▶ INFORMATION SHOWN
· · · ·

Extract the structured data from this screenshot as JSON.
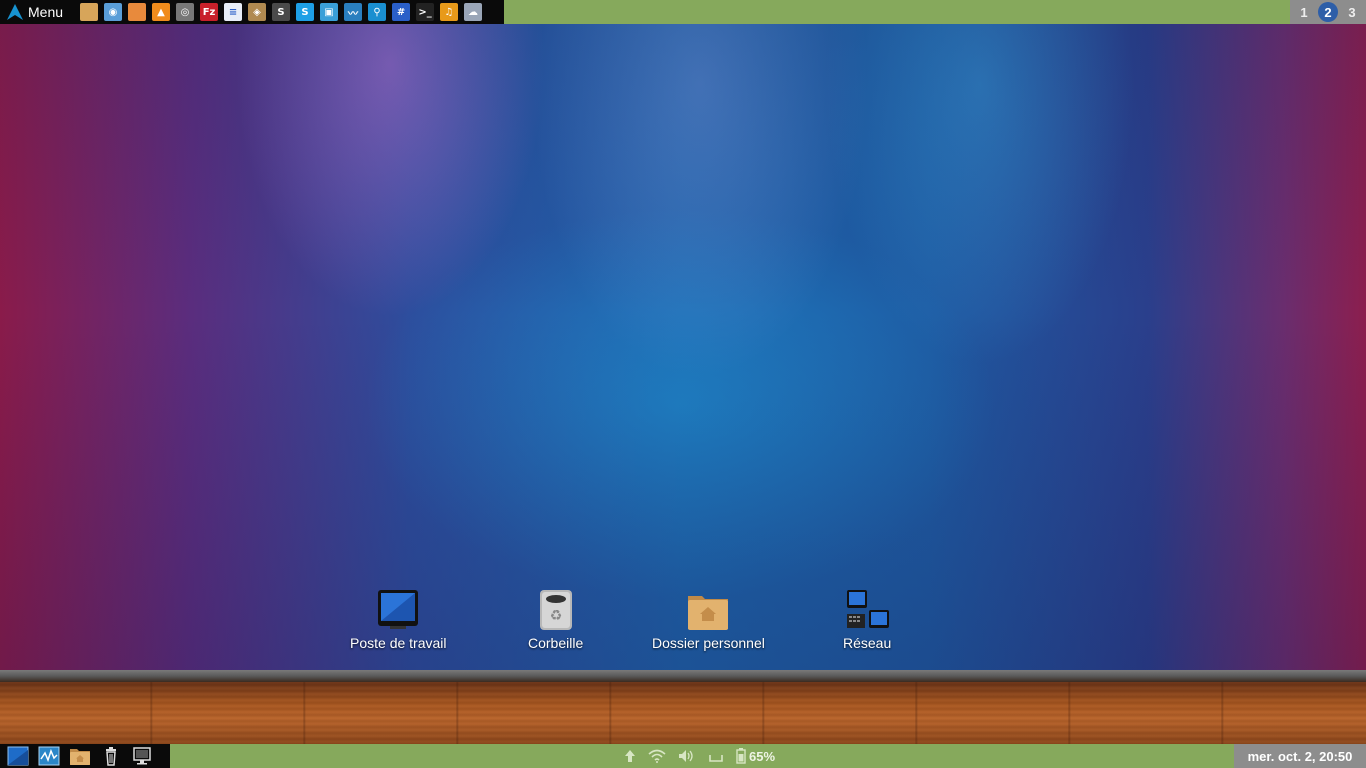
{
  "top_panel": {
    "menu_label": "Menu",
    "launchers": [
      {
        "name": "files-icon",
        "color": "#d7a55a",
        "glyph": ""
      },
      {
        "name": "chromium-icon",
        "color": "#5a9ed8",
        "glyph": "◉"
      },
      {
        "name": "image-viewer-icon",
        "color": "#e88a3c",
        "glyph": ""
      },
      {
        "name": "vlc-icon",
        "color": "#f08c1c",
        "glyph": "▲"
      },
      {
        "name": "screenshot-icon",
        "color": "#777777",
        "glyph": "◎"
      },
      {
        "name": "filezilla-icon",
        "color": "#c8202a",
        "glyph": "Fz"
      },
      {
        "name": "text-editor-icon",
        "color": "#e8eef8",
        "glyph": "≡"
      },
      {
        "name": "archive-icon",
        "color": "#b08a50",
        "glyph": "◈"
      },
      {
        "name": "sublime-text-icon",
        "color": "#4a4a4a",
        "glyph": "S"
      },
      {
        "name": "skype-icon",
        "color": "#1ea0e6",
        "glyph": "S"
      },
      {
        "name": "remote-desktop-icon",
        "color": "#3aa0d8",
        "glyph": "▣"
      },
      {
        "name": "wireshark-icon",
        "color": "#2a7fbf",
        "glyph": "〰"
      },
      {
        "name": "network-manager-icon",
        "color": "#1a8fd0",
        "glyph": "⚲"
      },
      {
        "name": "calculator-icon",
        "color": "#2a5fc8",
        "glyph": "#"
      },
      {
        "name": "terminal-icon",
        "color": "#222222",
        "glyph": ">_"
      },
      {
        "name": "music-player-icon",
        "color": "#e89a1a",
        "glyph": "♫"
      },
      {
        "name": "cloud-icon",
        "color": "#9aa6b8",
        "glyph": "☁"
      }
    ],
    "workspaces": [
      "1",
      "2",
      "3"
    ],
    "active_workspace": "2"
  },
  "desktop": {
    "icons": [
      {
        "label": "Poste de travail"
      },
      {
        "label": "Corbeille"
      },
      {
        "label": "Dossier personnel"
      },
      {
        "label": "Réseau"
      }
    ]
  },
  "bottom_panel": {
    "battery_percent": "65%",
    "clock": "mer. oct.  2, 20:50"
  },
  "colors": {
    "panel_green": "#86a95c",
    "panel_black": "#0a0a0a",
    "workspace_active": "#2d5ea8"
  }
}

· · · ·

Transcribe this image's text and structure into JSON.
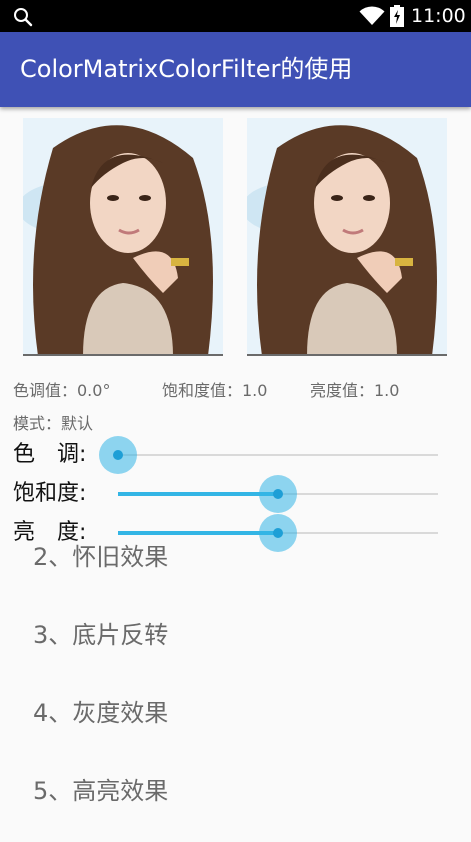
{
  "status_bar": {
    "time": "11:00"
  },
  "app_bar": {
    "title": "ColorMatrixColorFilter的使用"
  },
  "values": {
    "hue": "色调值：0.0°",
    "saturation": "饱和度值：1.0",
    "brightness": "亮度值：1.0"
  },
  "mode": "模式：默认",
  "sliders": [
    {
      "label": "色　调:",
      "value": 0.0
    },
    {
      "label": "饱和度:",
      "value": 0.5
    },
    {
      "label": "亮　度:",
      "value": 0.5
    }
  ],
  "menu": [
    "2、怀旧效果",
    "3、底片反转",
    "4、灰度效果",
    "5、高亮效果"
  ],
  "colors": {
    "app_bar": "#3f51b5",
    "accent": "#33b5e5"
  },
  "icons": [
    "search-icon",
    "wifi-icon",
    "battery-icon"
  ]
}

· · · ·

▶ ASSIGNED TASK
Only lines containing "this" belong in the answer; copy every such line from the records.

▶ RESULT OF THE EXERCISE
Extract the structured data from this screenshot as JSON.
Transcribe this image's text and structure into JSON.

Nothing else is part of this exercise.